## WHAT THE TASK REQUIRES
Report how many lines below contain the word "ALLanguage". Give only the number.

[Data entries]
┄┄┄┄┄┄
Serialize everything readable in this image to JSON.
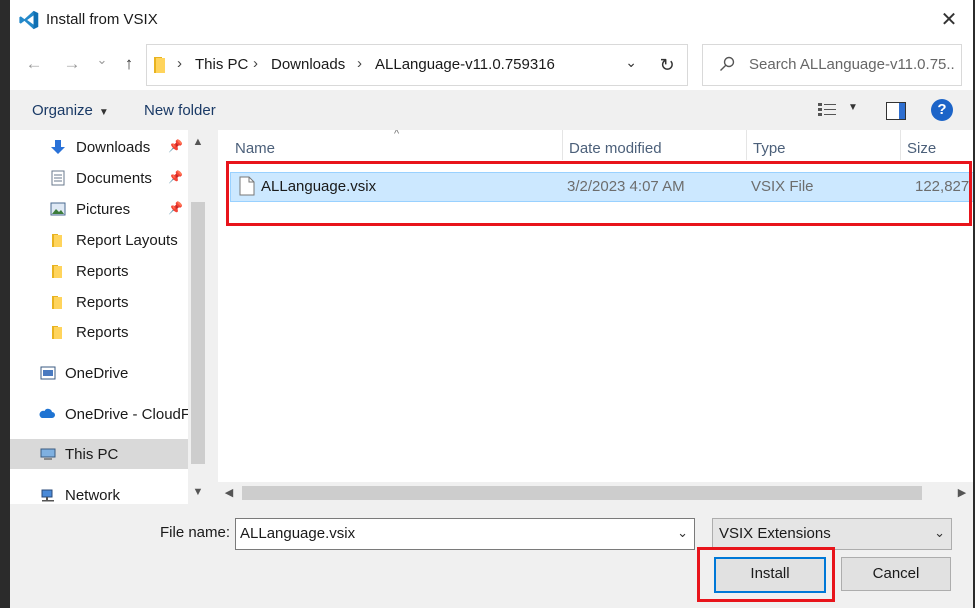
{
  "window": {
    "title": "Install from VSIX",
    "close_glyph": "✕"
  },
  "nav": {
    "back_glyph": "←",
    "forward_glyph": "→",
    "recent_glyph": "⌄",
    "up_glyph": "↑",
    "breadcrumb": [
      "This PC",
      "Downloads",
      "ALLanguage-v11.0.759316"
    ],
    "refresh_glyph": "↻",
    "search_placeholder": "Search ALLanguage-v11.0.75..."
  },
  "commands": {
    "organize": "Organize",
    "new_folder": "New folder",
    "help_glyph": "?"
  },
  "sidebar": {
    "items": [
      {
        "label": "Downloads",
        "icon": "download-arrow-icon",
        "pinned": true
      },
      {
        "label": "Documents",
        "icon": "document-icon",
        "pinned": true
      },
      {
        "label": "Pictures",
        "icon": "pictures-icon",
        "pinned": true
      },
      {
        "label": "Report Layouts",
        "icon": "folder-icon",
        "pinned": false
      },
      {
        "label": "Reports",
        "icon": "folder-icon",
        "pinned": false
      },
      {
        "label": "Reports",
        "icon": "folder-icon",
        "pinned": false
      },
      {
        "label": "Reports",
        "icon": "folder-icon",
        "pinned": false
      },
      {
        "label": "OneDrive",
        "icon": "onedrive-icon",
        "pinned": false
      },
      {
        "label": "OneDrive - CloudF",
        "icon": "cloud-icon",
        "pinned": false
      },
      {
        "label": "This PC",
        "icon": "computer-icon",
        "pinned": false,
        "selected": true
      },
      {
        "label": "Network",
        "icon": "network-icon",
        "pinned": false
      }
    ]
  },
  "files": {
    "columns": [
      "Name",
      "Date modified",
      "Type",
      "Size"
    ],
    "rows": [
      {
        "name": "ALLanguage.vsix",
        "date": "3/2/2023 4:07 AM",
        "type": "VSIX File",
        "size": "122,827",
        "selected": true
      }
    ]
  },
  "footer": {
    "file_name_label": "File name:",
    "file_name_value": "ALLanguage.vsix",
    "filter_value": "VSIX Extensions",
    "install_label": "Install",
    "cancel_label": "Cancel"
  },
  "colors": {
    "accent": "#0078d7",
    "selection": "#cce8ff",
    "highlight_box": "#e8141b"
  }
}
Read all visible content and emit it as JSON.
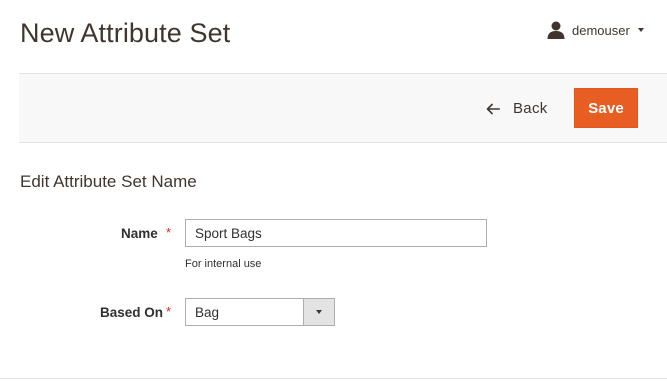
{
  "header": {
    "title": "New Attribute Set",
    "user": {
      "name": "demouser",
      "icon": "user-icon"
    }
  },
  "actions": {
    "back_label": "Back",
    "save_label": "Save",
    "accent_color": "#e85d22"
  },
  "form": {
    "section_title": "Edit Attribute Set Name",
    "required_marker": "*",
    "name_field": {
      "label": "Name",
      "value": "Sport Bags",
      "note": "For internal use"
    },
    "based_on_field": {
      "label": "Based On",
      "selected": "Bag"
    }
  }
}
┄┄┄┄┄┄
## TASK SOLUTION
4